He has dazzled at Pebble Beach in the past, but Tiger Woods had to “grind” and “fight” to stay in contention at the 119th US Open Thursday.
The peerless Woods won by a record 15 shots when the US Open was held at the picturesque Monterey venue in 2000, but the 43-year-old 2019 version ground out a one-under 70 to sit five off the lead of England’s Justin Rose.
“It’s typical Pebble Beach where the first seven holes you can get it going, and then after that you’re kind of fighting and kind of hanging on,” Woods told reporters afterwards.
“I had it going early and had to fight off through the middle part of the round and hung in there with pars. It’s just fighting it out and grinding it out.”
Woods’ Masters victoryin April for a 15th major and first in 11 years renewed talk of his quest to pass Jack Nicklaus’ record of 18 majors but a missed cut at the PGA Championshiplast month tempered expectations.
After four back operations, including spinal fusion surgery, Woods has to manage his body carefully, but he said the problem was his iron play on a short, tight course with small greens that demand strategy and accuracy above brute power.
“I didn’t hit my irons as crisp as I’d like,” said the world No. 5, who also won the US Open in 2002 and 2008.
“I tried to miss the ball in the correct spots, and a couple of times where I had wedges in my hand I was just dumping, center of the green, get my 30-, 40-footer and move on. I took my medicine when I was in a bad spot and just kind of grind it out.”
Rose, playing alongside Woods, compiled a stunning 65 as he chases a second major title to add to his 2013 US Open triumph at Merion, Pennsylvania.
“This is just a very small step towards the outcome,” said the 38-year-old. “You don’t feel like that buzz that you would on a Sunday, but you can’t help but look around over your shoulder, and [think] dam, this is Pebble Beach. Shot 65 and you’re in the US Open. It’s a cool moment. Whatever transpires the rest of the week, it was a cool moment.”
Defending champion Brooks Koepka was another who had to embrace his stoic side on the shores of Carmel Bay.
The 29-year-old, bidding to become only the second player after Willie Anderson (1903-1905) to win three straight US Opens, carded a two-under 69 after escaping from a number of tricky spots including having to play his second off a concrete cart path on the 18th.

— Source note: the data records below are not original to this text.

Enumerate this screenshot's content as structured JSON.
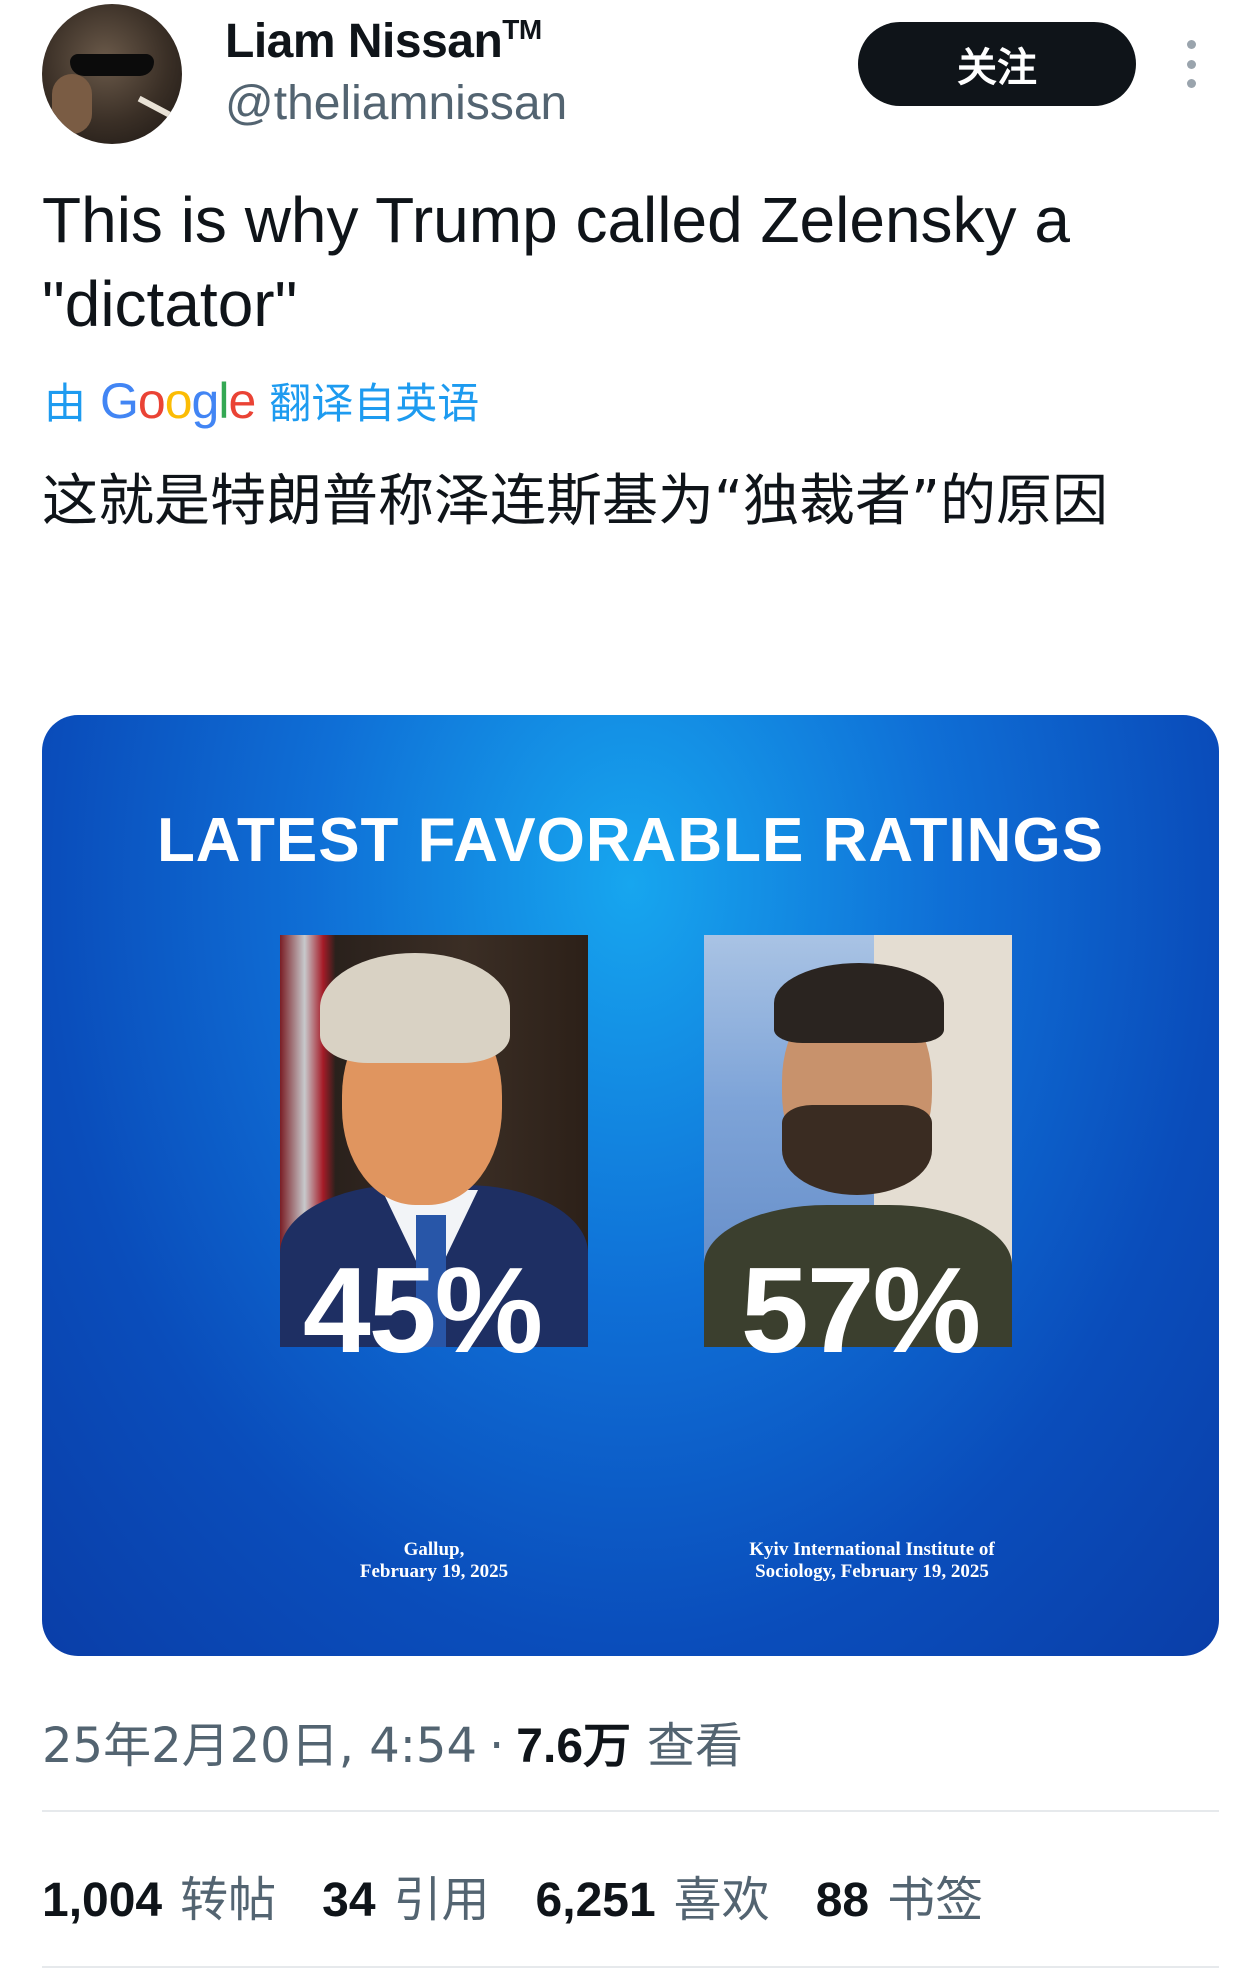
{
  "author": {
    "name": "Liam Nissan",
    "name_mark": "TM",
    "handle": "@theliamnissan"
  },
  "follow_label": "关注",
  "tweet": {
    "text": "This is why Trump called Zelensky a \"dictator\"",
    "translate_prefix": "由",
    "translate_brand": "Google",
    "translate_suffix": "翻译自英语",
    "translated_text": "这就是特朗普称泽连斯基为“独裁者”的原因"
  },
  "image": {
    "title": "LATEST FAVORABLE RATINGS",
    "left": {
      "value": "45%",
      "source_line1": "Gallup,",
      "source_line2": "February 19, 2025"
    },
    "right": {
      "value": "57%",
      "source_line1": "Kyiv International Institute of",
      "source_line2": "Sociology, February 19, 2025"
    }
  },
  "meta": {
    "datetime": "25年2月20日, 4:54",
    "separator": "·",
    "views": "7.6万",
    "views_label": "查看"
  },
  "stats": [
    {
      "count": "1,004",
      "label": "转帖"
    },
    {
      "count": "34",
      "label": "引用"
    },
    {
      "count": "6,251",
      "label": "喜欢"
    },
    {
      "count": "88",
      "label": "书签"
    }
  ],
  "colors": {
    "accent": "#1d9bf0",
    "text": "#0f1419",
    "muted": "#536471",
    "image_bg": "#0a4dbb"
  }
}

“I try to find some positive and try to spin it, even when something negative happens,” said world No.1 Koepka, who has won four of his last eight majors.
One shot behind Rose was the quartet of Rickie Fowler, Xander Schauffele, Louis Oosthuizen and Aaron Wise.
“It was very stress free. It felt like the worst I could have shot,” said world No.11 Fowler, who is still chasing his first major title.
‘Two perfect shots, Michael’
Jordan Spieth, who won the last of his three majors at the Open in 2017, became the subject of much chatter on social media after he was heard to criticize caddie Michael Greller during the round.
The former world No.1, who is trending in the right direction after a mini slump of late, found the Pacific Ocean with his tee shot on the eighth hole before firing his third through the green.
“Two perfect shots, Michael,” Spieth said to long-time caddie Greller. “You got me in the water on one and over the green on the other.”
The pair are famous for their vocal discussions on the course, and Spieth regularly refers to himself as “we” when discussing his play, in a nod to Greller’s input.
When he was quizzed about his comments afterward, Spieth told reporters: “When you hit a couple of shots exactly where you want to, and one’s in the water and the other’s dead over the green, I’m gonna be frustrated that, as a team, we didn’t figure out how to make sure that didn’t happen.
“I may have looked like the bad guy there but my intentions there were that we should have been in play if the ball is hit solidly and I was out of play on both shots.”
When Spieth won the Open Championship at Royal Birkdale in 2017, he shouted to Greller: “Go get that,” and pointed to the hole after sinking a 50-foot eagle putt on the 15th hole.
He later explained it had somehow lodged in his head after seeing loops of old Open footage while in the gym, in which caddies regularly fetched the ball from the hole.